Task to complete —
The data that follows should be copied out exactly.

(Dataset rows for apps and sites)
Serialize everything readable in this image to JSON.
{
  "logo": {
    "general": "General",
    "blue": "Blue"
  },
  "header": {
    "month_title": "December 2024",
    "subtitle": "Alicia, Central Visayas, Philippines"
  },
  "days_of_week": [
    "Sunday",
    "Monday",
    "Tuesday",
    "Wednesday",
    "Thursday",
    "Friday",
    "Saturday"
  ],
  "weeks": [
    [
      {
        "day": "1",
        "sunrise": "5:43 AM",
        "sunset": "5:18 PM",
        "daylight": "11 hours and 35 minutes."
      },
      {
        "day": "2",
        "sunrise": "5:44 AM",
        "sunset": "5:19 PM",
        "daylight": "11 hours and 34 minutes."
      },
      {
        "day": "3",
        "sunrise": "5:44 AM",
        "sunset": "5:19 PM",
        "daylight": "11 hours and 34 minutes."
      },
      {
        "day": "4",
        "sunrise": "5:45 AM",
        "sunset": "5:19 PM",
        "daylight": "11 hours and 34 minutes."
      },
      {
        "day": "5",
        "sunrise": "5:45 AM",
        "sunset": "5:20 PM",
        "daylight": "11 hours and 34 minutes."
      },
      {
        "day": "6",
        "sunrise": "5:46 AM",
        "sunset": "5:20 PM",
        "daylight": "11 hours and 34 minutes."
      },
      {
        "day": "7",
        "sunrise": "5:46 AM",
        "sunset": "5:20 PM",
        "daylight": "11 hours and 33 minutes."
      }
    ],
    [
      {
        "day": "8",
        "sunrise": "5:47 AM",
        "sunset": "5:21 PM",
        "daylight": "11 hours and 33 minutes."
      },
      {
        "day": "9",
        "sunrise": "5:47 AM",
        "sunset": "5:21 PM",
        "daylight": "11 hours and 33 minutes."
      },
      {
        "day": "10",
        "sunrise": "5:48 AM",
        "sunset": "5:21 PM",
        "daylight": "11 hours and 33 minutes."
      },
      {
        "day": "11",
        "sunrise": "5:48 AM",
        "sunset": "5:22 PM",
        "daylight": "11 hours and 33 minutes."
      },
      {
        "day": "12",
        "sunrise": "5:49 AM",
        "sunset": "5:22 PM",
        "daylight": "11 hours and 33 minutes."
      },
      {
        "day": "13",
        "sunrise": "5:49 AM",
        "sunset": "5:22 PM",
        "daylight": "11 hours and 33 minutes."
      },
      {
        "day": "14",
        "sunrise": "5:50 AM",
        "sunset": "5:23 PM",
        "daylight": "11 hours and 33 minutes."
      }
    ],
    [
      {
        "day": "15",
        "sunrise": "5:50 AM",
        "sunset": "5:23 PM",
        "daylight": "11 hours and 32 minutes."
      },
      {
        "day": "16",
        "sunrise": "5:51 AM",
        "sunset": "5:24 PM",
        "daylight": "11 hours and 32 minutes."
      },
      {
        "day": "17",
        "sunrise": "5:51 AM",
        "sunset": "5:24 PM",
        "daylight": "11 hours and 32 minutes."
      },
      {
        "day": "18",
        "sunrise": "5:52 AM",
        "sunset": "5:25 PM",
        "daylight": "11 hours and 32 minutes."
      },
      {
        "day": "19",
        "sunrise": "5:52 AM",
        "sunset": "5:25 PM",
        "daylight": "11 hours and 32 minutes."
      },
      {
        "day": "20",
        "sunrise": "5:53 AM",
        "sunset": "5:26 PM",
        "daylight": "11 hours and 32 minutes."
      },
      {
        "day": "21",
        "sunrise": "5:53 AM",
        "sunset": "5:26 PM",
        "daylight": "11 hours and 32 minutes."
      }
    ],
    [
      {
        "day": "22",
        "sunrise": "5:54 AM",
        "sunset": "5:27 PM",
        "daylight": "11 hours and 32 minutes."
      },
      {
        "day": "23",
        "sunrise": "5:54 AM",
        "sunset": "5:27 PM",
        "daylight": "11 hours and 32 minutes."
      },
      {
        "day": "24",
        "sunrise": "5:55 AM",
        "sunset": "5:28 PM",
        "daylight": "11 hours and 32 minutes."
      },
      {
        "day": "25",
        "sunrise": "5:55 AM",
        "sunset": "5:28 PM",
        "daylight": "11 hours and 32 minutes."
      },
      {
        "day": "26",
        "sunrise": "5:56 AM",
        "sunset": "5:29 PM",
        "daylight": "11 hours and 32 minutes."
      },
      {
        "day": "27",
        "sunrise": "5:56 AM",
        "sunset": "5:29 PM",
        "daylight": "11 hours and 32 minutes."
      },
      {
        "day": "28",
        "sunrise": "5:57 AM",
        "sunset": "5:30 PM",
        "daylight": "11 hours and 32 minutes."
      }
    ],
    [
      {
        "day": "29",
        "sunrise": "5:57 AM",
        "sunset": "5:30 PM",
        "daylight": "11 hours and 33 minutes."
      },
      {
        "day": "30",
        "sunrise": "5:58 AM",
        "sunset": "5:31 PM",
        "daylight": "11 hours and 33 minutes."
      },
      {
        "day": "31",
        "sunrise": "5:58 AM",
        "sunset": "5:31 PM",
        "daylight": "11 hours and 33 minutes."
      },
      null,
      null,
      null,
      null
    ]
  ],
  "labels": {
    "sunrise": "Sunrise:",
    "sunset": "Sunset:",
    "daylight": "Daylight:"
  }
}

Response area —
Serialize everything readable in this image to JSON.
{
  "logo": {
    "general": "General",
    "blue": "Blue"
  },
  "header": {
    "month_title": "December 2024",
    "subtitle": "Alicia, Central Visayas, Philippines"
  },
  "days_of_week": [
    "Sunday",
    "Monday",
    "Tuesday",
    "Wednesday",
    "Thursday",
    "Friday",
    "Saturday"
  ],
  "weeks": [
    [
      {
        "day": "1",
        "sunrise": "5:43 AM",
        "sunset": "5:18 PM",
        "daylight": "11 hours and 35 minutes."
      },
      {
        "day": "2",
        "sunrise": "5:44 AM",
        "sunset": "5:19 PM",
        "daylight": "11 hours and 34 minutes."
      },
      {
        "day": "3",
        "sunrise": "5:44 AM",
        "sunset": "5:19 PM",
        "daylight": "11 hours and 34 minutes."
      },
      {
        "day": "4",
        "sunrise": "5:45 AM",
        "sunset": "5:19 PM",
        "daylight": "11 hours and 34 minutes."
      },
      {
        "day": "5",
        "sunrise": "5:45 AM",
        "sunset": "5:20 PM",
        "daylight": "11 hours and 34 minutes."
      },
      {
        "day": "6",
        "sunrise": "5:46 AM",
        "sunset": "5:20 PM",
        "daylight": "11 hours and 34 minutes."
      },
      {
        "day": "7",
        "sunrise": "5:46 AM",
        "sunset": "5:20 PM",
        "daylight": "11 hours and 33 minutes."
      }
    ],
    [
      {
        "day": "8",
        "sunrise": "5:47 AM",
        "sunset": "5:21 PM",
        "daylight": "11 hours and 33 minutes."
      },
      {
        "day": "9",
        "sunrise": "5:47 AM",
        "sunset": "5:21 PM",
        "daylight": "11 hours and 33 minutes."
      },
      {
        "day": "10",
        "sunrise": "5:48 AM",
        "sunset": "5:21 PM",
        "daylight": "11 hours and 33 minutes."
      },
      {
        "day": "11",
        "sunrise": "5:48 AM",
        "sunset": "5:22 PM",
        "daylight": "11 hours and 33 minutes."
      },
      {
        "day": "12",
        "sunrise": "5:49 AM",
        "sunset": "5:22 PM",
        "daylight": "11 hours and 33 minutes."
      },
      {
        "day": "13",
        "sunrise": "5:49 AM",
        "sunset": "5:22 PM",
        "daylight": "11 hours and 33 minutes."
      },
      {
        "day": "14",
        "sunrise": "5:50 AM",
        "sunset": "5:23 PM",
        "daylight": "11 hours and 33 minutes."
      }
    ],
    [
      {
        "day": "15",
        "sunrise": "5:50 AM",
        "sunset": "5:23 PM",
        "daylight": "11 hours and 32 minutes."
      },
      {
        "day": "16",
        "sunrise": "5:51 AM",
        "sunset": "5:24 PM",
        "daylight": "11 hours and 32 minutes."
      },
      {
        "day": "17",
        "sunrise": "5:51 AM",
        "sunset": "5:24 PM",
        "daylight": "11 hours and 32 minutes."
      },
      {
        "day": "18",
        "sunrise": "5:52 AM",
        "sunset": "5:25 PM",
        "daylight": "11 hours and 32 minutes."
      },
      {
        "day": "19",
        "sunrise": "5:52 AM",
        "sunset": "5:25 PM",
        "daylight": "11 hours and 32 minutes."
      },
      {
        "day": "20",
        "sunrise": "5:53 AM",
        "sunset": "5:26 PM",
        "daylight": "11 hours and 32 minutes."
      },
      {
        "day": "21",
        "sunrise": "5:53 AM",
        "sunset": "5:26 PM",
        "daylight": "11 hours and 32 minutes."
      }
    ],
    [
      {
        "day": "22",
        "sunrise": "5:54 AM",
        "sunset": "5:27 PM",
        "daylight": "11 hours and 32 minutes."
      },
      {
        "day": "23",
        "sunrise": "5:54 AM",
        "sunset": "5:27 PM",
        "daylight": "11 hours and 32 minutes."
      },
      {
        "day": "24",
        "sunrise": "5:55 AM",
        "sunset": "5:28 PM",
        "daylight": "11 hours and 32 minutes."
      },
      {
        "day": "25",
        "sunrise": "5:55 AM",
        "sunset": "5:28 PM",
        "daylight": "11 hours and 32 minutes."
      },
      {
        "day": "26",
        "sunrise": "5:56 AM",
        "sunset": "5:29 PM",
        "daylight": "11 hours and 32 minutes."
      },
      {
        "day": "27",
        "sunrise": "5:56 AM",
        "sunset": "5:29 PM",
        "daylight": "11 hours and 32 minutes."
      },
      {
        "day": "28",
        "sunrise": "5:57 AM",
        "sunset": "5:30 PM",
        "daylight": "11 hours and 32 minutes."
      }
    ],
    [
      {
        "day": "29",
        "sunrise": "5:57 AM",
        "sunset": "5:30 PM",
        "daylight": "11 hours and 33 minutes."
      },
      {
        "day": "30",
        "sunrise": "5:58 AM",
        "sunset": "5:31 PM",
        "daylight": "11 hours and 33 minutes."
      },
      {
        "day": "31",
        "sunrise": "5:58 AM",
        "sunset": "5:31 PM",
        "daylight": "11 hours and 33 minutes."
      },
      null,
      null,
      null,
      null
    ]
  ],
  "labels": {
    "sunrise": "Sunrise:",
    "sunset": "Sunset:",
    "daylight": "Daylight:"
  }
}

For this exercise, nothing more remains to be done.